### EXERCISE DETAILS
The response must consist of each line in the listing that has the word "CATEGORY" in it.

### AVAILABLE RECORDS
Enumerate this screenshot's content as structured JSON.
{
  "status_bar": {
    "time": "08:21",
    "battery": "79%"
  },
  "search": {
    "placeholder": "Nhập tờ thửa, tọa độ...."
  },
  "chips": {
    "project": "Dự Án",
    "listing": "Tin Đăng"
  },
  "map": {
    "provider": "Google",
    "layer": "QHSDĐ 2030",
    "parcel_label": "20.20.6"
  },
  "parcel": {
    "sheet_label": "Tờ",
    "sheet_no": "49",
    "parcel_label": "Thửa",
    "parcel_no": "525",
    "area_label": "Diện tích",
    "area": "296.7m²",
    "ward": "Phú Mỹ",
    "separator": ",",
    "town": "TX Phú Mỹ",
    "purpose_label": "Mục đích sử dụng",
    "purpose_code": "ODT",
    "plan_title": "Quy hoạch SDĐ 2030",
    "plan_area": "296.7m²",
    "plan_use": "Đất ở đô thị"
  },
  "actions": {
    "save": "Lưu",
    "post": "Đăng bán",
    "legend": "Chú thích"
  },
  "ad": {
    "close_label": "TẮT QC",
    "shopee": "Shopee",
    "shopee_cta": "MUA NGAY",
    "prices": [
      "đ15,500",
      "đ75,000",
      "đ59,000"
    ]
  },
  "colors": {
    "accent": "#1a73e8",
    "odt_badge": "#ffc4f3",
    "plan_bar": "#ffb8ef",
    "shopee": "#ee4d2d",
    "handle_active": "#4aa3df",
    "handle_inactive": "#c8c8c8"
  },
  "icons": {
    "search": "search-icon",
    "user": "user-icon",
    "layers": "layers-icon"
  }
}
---
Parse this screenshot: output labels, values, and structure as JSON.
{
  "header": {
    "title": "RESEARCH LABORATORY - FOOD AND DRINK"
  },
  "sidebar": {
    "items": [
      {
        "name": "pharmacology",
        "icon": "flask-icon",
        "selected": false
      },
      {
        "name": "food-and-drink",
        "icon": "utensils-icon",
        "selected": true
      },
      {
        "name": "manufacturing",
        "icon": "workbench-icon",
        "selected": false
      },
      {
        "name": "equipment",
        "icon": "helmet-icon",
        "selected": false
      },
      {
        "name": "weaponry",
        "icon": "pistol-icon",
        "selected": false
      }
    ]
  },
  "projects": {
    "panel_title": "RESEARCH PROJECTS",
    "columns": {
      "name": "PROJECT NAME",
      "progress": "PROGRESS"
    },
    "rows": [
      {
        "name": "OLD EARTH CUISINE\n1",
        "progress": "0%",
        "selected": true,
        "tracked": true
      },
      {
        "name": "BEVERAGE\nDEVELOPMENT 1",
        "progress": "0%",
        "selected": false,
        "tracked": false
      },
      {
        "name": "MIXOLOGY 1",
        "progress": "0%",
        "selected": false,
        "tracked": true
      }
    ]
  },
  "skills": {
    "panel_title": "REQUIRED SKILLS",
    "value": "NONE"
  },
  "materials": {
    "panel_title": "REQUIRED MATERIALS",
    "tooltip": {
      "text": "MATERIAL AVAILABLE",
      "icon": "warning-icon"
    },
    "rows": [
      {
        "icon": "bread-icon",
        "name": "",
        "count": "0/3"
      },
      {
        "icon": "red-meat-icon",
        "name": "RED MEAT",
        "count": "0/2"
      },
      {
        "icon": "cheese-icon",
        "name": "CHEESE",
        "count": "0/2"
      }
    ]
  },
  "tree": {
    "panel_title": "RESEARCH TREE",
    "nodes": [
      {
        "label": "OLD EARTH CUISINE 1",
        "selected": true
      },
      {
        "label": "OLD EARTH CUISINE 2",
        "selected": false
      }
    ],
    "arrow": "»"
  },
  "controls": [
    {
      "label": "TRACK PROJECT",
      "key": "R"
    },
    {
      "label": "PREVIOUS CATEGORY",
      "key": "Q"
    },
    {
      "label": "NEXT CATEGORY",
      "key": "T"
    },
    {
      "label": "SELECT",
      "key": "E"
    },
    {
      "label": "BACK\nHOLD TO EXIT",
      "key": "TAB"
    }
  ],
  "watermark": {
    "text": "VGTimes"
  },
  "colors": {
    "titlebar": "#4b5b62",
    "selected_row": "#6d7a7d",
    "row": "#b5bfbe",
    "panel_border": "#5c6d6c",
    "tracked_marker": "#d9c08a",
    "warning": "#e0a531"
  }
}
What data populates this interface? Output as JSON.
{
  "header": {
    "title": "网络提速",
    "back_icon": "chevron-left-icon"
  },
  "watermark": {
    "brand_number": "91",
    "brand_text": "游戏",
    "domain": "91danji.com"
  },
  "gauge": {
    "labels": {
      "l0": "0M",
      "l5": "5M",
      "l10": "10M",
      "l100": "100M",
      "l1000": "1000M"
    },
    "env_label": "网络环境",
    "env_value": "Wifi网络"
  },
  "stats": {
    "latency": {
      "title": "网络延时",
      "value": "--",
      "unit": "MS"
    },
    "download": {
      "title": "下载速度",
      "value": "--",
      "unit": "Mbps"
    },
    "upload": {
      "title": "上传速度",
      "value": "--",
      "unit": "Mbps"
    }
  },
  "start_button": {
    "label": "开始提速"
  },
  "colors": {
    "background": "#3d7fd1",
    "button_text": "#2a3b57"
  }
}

### ANSWER SPACE
      "label": "PREVIOUS CATEGORY",
      "label": "NEXT CATEGORY",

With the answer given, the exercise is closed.